People who say they're undecided on a hot political topic may already have made up their minds; they just haven't consciously realized it yet. A clever new study that measured unconscious positive and negative associations indicates that most undecided voters have already formed a preference for one position or candidate.
Experts say the findings may help explain why political polls can be so off-base, and why some people make up their minds in the voting booth with little sense of why they pulled the lever yeah or nay, blue or red [The New York Times].
Pollsters and politicians who think that undecided voters can still be swayed either way should take note, says lead researcher Bertram Gawronski. In the study, Gawronski's team interviewed 129 residents of Vicenza, Italy, during the last two months of 2007 about the impending enlargement of a U.S. military base in their community, a polarizing issue at the time

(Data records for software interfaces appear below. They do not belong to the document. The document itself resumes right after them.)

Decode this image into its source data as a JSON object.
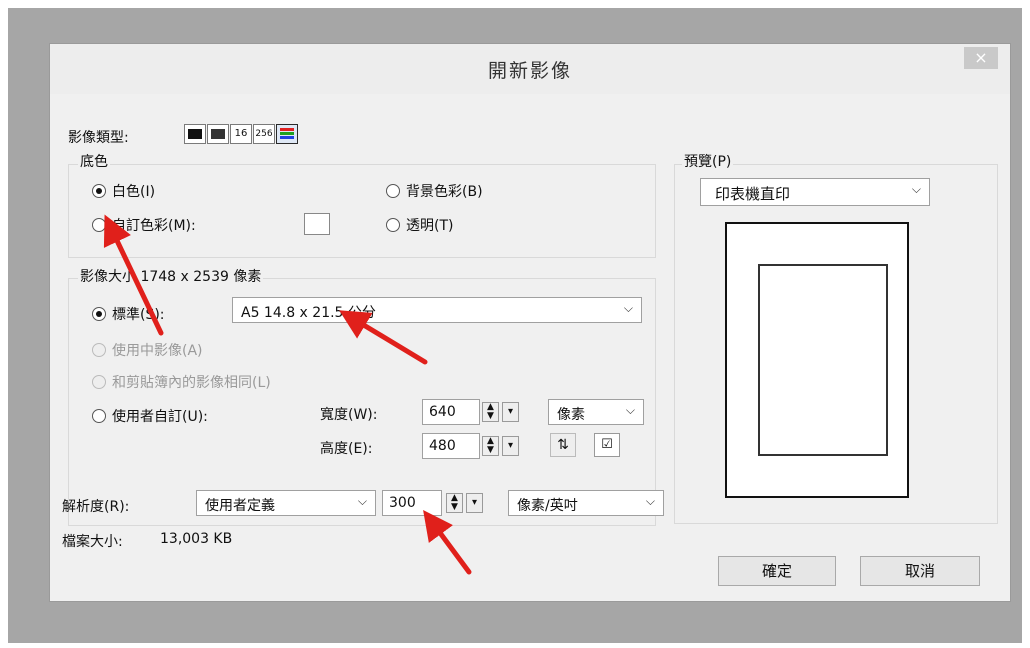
{
  "dialog": {
    "title": "開新影像",
    "close": "×"
  },
  "image_type": {
    "label": "影像類型:",
    "options": [
      "16",
      "256"
    ]
  },
  "background": {
    "group_title": "底色",
    "white": "白色(I)",
    "custom_color": "自訂色彩(M):",
    "bg_color": "背景色彩(B)",
    "transparent": "透明(T)"
  },
  "image_size": {
    "group_title": "影像大小 1748 x 2539 像素",
    "standard": "標準(S):",
    "standard_value": "A5 14.8 x 21.5  公分",
    "use_medium": "使用中影像(A)",
    "same_clipboard": "和剪貼簿內的影像相同(L)",
    "user_defined": "使用者自訂(U):",
    "width_label": "寬度(W):",
    "width_value": "640",
    "height_label": "高度(E):",
    "height_value": "480",
    "unit": "像素"
  },
  "resolution": {
    "label": "解析度(R):",
    "mode": "使用者定義",
    "value": "300",
    "unit": "像素/英吋"
  },
  "file_size": {
    "label": "檔案大小:",
    "value": "13,003 KB"
  },
  "preview": {
    "label": "預覽(P)",
    "mode": "印表機直印"
  },
  "buttons": {
    "ok": "確定",
    "cancel": "取消"
  },
  "annotation_color": "#e0201b"
}
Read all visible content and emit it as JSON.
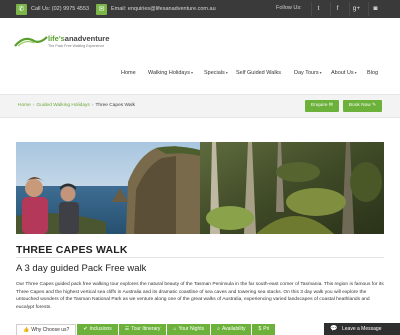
{
  "topbar": {
    "phone": "Call Us: (02) 9975 4553",
    "email": "Email: enquiries@lifesanadventure.com.au",
    "follow_label": "Follow Us:",
    "social": [
      "twitter-icon",
      "facebook-icon",
      "google-plus-icon",
      "instagram-icon"
    ]
  },
  "logo": {
    "name_prefix": "life's",
    "name_suffix": "anadventure",
    "tagline": "The Pack Free Walking Experience"
  },
  "nav": {
    "items": [
      "Home",
      "Walking Holidays",
      "Specials",
      "Self Guided Walks",
      "Day Tours",
      "About Us",
      "Blog"
    ]
  },
  "breadcrumb": {
    "home": "Home",
    "section": "Guided Walking Holidays",
    "current": "Three Capes Walk"
  },
  "actions": {
    "enquire": "Enquire ✉",
    "book": "Book Now ✎"
  },
  "page": {
    "title": "THREE CAPES WALK",
    "subtitle": "A 3 day guided Pack Free walk",
    "body": "Our Three Capes guided pack free walking tour explores the natural beauty of the Tasman Peninsula in the far south-east corner of Tasmania. This region is famous for its Three Capes and the highest vertical sea cliffs in Australia and its dramatic coastline of sea caves and towering sea stacks. On this 3 day walk you will explore the untouched wonders of the Tasman National Park as we venture along one of the great walks of Australia, experiencing varied landscapes of coastal heathlands and eucalypt forests."
  },
  "tabs": [
    {
      "label": "Why Choose us?",
      "icon": "thumbs-up-icon",
      "active": true
    },
    {
      "label": "Inclusions",
      "icon": "check-icon",
      "active": false
    },
    {
      "label": "Tour Itinerary",
      "icon": "list-icon",
      "active": false
    },
    {
      "label": "Your Nights",
      "icon": "home-icon",
      "active": false
    },
    {
      "label": "Availability",
      "icon": "search-icon",
      "active": false
    },
    {
      "label": "Pri",
      "icon": "dollar-icon",
      "active": false
    }
  ],
  "chat": {
    "label": "Leave a Message"
  },
  "colors": {
    "accent": "#6bb13a",
    "topbar": "#3a3a3a",
    "chat": "#2f2f2f"
  }
}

The residents were all quizzed about their views on the expansion, and were later given a computer test measuring their positive or negative associations with the military base. The "undecided" participants who demonstrated positive associations with the base later endorsed the expansion, and those who had negative associations later opposed it. (Here's a more detailed description of the "Implicit Association Test.") But what does this study, which will be published tomorrow in the journal Science [subscription required], mean for polls leading up the presidential elections in November? Gawronski says pollsters could try to improve their surveys by including questions or tasks that indicate unconscious associations. More broadly, it means that pollsters should take answers with an extra grain of salt. Says psychologist Timothy Wilson: “To social psychologists and academic political scientists, people’s answers are highly suspect”